TASK TO CARRY OUT.
This task calls for copying each line below that contains "Center".

(Dataset items)
§ §
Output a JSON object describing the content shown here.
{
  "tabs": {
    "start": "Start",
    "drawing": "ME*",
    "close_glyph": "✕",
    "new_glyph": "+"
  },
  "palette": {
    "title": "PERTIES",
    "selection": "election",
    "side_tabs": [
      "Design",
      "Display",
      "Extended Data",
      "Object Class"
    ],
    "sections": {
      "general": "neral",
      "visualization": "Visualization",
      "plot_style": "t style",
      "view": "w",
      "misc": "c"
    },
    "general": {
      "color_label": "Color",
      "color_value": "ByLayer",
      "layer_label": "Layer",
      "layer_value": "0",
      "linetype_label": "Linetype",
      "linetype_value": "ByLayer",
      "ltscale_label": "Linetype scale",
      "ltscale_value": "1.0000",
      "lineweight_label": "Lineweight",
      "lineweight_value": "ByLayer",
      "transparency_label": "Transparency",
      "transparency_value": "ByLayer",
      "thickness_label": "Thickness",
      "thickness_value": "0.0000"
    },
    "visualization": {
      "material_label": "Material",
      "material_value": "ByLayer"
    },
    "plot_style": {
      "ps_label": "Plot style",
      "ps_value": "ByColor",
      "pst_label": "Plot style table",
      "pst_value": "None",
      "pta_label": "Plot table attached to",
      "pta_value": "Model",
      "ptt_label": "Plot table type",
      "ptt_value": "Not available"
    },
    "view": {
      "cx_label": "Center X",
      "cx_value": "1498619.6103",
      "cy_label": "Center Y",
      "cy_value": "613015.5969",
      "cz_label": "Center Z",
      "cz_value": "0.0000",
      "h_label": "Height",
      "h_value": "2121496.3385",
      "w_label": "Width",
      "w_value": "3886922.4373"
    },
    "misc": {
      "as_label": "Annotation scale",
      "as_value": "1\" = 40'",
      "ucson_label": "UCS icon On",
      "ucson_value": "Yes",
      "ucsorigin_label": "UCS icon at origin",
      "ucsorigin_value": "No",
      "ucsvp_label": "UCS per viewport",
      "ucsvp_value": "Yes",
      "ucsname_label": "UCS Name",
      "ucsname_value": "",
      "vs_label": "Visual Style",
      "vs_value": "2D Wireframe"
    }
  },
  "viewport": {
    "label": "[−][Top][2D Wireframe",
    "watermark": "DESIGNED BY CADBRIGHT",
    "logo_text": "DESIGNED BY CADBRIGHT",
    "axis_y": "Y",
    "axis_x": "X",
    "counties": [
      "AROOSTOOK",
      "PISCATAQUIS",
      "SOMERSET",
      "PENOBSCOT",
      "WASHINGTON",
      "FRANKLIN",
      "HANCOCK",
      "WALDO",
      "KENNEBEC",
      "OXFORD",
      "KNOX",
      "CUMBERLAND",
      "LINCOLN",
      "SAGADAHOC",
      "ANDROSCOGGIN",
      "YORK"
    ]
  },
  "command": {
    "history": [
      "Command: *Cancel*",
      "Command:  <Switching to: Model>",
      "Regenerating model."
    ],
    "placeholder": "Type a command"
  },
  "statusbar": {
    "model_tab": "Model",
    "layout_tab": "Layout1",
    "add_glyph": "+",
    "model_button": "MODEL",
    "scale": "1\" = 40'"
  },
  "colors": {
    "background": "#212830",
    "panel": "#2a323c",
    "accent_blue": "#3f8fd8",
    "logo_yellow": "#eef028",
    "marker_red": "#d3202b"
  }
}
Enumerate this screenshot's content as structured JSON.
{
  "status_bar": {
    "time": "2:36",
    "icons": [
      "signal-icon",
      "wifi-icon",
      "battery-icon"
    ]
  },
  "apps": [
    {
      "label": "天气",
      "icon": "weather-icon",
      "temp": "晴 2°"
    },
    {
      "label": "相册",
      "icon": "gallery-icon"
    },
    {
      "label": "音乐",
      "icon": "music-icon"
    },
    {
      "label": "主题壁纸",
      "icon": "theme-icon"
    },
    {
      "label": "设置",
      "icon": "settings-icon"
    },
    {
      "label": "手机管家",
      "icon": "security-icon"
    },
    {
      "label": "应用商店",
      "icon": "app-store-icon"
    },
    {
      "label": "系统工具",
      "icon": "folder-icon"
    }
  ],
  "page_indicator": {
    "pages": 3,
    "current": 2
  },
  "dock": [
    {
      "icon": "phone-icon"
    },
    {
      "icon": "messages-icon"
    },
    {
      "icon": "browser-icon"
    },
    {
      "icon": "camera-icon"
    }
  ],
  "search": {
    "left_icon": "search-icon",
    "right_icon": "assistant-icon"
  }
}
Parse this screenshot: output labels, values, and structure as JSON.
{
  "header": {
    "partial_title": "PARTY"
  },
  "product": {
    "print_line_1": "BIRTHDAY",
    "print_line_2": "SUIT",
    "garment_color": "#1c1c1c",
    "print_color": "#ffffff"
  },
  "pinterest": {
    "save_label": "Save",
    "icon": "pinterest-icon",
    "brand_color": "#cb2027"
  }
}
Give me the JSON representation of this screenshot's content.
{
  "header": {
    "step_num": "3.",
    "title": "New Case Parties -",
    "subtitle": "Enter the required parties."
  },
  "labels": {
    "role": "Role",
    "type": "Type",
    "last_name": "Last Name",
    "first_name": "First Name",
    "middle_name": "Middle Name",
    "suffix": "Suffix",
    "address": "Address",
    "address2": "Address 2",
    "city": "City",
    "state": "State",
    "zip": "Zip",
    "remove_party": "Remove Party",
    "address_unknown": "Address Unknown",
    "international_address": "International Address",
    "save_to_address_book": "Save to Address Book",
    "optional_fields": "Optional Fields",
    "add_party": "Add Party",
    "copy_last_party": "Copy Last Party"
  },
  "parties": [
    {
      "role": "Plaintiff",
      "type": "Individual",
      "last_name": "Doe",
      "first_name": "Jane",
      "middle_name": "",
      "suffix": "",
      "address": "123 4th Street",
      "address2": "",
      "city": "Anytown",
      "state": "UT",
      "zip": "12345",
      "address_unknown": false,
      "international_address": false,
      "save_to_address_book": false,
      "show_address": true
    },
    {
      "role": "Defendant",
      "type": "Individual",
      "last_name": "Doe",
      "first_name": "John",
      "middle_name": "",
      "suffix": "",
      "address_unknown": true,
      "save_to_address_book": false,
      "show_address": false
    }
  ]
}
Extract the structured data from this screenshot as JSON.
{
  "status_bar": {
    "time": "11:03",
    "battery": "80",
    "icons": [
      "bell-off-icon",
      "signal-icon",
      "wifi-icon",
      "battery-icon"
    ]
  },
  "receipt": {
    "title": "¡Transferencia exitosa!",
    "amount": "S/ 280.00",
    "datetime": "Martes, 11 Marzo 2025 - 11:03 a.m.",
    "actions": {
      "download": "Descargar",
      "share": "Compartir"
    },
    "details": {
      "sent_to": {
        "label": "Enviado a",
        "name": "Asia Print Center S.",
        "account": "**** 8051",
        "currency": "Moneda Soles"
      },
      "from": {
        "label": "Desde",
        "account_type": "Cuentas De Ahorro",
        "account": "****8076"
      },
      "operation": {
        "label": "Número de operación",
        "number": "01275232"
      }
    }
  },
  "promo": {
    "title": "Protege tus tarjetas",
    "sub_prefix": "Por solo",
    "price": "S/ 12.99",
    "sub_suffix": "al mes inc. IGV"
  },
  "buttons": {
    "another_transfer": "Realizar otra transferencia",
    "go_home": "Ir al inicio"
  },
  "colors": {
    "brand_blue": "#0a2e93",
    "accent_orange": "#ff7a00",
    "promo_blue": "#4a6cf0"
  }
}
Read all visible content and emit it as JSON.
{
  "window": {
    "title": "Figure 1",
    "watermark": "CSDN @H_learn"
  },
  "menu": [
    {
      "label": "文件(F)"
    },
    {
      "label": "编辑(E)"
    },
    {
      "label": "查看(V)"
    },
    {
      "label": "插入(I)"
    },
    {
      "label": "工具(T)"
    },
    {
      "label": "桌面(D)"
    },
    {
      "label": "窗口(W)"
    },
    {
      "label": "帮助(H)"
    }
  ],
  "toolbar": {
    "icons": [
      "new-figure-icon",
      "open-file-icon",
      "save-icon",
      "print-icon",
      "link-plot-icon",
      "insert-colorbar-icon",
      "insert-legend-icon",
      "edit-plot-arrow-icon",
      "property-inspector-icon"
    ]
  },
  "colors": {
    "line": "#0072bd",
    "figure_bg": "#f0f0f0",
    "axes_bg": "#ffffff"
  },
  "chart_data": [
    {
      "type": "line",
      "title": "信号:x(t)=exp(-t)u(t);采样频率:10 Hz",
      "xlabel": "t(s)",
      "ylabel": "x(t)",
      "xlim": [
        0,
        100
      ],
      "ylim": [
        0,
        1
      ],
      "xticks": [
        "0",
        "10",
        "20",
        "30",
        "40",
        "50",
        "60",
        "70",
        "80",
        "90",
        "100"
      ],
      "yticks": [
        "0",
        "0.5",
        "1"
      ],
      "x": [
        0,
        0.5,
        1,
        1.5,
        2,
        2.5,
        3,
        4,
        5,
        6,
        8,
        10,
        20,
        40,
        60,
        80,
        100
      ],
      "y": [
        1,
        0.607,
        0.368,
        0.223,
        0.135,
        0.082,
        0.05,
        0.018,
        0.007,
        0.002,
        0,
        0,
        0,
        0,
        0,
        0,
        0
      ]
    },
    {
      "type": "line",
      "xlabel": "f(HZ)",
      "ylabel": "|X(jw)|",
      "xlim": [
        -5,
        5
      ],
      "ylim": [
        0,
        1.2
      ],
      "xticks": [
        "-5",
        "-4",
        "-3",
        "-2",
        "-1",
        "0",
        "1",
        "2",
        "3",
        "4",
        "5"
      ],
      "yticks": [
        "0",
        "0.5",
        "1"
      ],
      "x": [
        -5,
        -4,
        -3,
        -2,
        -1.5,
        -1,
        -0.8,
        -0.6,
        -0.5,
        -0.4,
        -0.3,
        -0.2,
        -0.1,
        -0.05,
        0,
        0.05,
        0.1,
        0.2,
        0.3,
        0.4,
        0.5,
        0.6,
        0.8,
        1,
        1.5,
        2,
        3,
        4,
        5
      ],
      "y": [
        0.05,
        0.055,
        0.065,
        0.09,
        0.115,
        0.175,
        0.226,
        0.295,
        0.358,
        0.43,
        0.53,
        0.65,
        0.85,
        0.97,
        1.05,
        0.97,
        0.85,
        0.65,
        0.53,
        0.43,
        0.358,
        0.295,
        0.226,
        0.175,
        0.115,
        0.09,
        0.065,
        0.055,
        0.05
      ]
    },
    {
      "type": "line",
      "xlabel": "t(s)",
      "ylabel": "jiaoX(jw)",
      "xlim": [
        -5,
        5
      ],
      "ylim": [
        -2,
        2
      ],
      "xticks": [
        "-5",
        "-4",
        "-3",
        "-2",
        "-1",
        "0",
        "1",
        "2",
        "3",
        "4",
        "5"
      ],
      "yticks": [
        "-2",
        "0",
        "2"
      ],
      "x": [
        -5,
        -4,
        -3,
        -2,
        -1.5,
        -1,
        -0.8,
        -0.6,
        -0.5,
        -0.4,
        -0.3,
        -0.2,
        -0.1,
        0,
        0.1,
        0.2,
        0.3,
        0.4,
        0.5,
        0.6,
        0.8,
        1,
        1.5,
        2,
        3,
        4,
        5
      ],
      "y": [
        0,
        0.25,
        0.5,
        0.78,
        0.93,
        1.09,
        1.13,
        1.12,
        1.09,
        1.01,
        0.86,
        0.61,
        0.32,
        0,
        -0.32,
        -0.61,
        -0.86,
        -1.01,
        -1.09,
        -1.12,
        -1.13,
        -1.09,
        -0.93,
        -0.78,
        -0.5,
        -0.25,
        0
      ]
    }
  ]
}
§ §
EXERCISE RESULT.
      "cx_label": "Center X",
      "cy_label": "Center Y",
      "cz_label": "Center Z",
        "name": "Asia Print Center S.",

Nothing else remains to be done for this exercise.